Calvin Johnson lives in the Conway Residences. Speaking at the meeting, he said he came to represent his fellow residents. He said that living in the apartments gives many of the residents, including himself, a chance to renew themselves and make their lives better. Many, he said, have struggled with homelessness, substance abuse and alcoholism.

“The veterans do not need to be placed near a location that serves alcohol,” he told the commissioners. “I truly believe that.”

Controversy Over Logan School Buses
Representatives of the DC Public Schools (DCPS) and parents at Capitol Hill Montessorri at Logan (CHM@L, 215 G St. NE) discussed issues with the location chosen for bus pick-up and drop-off. The school, which serves children from Pre-K3 to Grade 8, is undergoing a two-year renovation. Parents have the option of dropping students at the CHM@L site to be bussed to the swing space at the Meyer School building (2501 11th St. NW).

The Commission voted to recommend that buses instead load and unload on Second Street NE, writing a letter to the District Department of Transportation (DDOT) to request signage prohibiting parking at the location from 7 a.m. to 6:30 p.m. weekdays.

Currently, buses are loading and disembarking on Third Street NE, double-parking on the road and disrupting traffic. ANC Commissioner for the area Mark Eckenwiler (6C04) said that there had been no signage to prevent parking and no notice to either the ANC or to many of the parents of the decision to use the street.

Parent representative Danica Petroshius requested that a crossing guard be installed at whatever site is ultimately selected in addition to an inclement weather cover for children to wait under.

In Other Matters
The Commission voted to:
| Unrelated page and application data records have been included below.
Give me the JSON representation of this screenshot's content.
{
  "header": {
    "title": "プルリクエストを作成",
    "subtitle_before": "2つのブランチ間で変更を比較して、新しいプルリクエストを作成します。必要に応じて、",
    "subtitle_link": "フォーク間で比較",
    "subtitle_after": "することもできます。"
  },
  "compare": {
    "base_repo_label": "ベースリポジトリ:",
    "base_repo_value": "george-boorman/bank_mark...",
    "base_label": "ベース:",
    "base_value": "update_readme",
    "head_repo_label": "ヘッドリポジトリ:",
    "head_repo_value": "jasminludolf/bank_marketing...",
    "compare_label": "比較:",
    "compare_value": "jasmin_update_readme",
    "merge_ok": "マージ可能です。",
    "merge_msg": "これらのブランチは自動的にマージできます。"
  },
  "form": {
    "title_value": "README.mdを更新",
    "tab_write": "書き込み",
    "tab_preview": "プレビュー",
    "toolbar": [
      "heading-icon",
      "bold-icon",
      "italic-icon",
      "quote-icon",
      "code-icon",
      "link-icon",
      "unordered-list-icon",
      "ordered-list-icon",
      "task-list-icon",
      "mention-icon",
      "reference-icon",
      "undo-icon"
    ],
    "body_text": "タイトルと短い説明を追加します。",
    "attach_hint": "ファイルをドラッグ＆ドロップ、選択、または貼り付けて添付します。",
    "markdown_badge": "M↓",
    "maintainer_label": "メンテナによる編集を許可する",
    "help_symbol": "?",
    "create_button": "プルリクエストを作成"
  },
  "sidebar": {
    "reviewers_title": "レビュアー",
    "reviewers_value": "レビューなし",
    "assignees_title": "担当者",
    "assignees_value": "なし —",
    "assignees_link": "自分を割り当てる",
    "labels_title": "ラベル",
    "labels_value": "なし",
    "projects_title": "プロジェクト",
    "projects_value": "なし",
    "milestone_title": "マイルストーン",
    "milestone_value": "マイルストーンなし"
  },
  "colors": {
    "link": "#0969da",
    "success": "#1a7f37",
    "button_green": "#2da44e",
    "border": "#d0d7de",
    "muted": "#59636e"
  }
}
  • Write a letter to DDOT asking them to clarify plans in regard to a bike lane going Southwest along Maryland to Stanton Park at C Street NE.
  • Support a Board of Zoning Adjustment (BZA) application (4-0-2) for special exception to lot occupancy requirements for a rear addition at 310 Fifth St. NE. A neighbor had objected due to the effect on her quality of life, views, light and privacy, arguing that the most impacted spaces are those most used in the house.
  • Support a $3,000 grant to Ludlow-Taylor Elementary to assist with the FoodPrints Program, a nutrition, cooking, science and gardening program. The grant would allow expansion of the program to all classes and students and facilitate the purchase of cooking and scientific equipment.

The Commission unanimously voted to support the following on consent:

  • Approve an entertainment endorsement for Streets Market (51 M St. NE)
  • Protest the license renewal and change to Class C tavern License from Brothers Burger Bar (707 H St. NE)
  • Support the creation of a trial ‘Micromobility Corral’, a parking-space blocked off to drop scooters at Second and F Streets NE
  • Support a proposed 17-dock Capital Bikeshare Station at First and K Streets NE
  • Ask DDOT to change the bike lane on the 300 block of M Street NE to the south side to match 200 block and avoid street crossing, and to address issues with intersection of M and Fourth Streets
  • Support an application to the DDOT Public Space Committee for construction of second and third story bay windows that will extend into public space at ‘Storey Park’ (First and L Streets NE).
  • Approve the updated concept design as part of an Historic Preservation Application (HPA) for Logan School (215 G St. NE), with notes on inconsistencies between drawings
  • Support a BZA application to allow a massage parlor at 609 H St. NE
  • Support a requested waiver for set-down period for an application for a revision to a Planned Unit Development (PUD) at Eighth and H Streets NE. If the wait is cut by two days the application could be heard at the November meeting of the Zoning Commission.

All six members of ANC 6C were present at the July 10th meeting: Christine Healey (Secretary, 6C01), Karen Wirt (Chair, 6C02), Jay Adelstein (6C03), Mark Eckenwiler (Vice-Chair, 6C04), Joel Kelty (6C05, Treasurer) and Drew Courtney (6C06).

ANC 6C meets at 7:00 p.m. on the second Wednesday of every other month in the ground floor conference room at the Heritage Foundation (214 Massachusetts Ave. NE). NOTE EXCEPTION: Next month, the ANC will meet at 7 p.m. ON THURSDAY, OCTOBER, 10th. Learn more at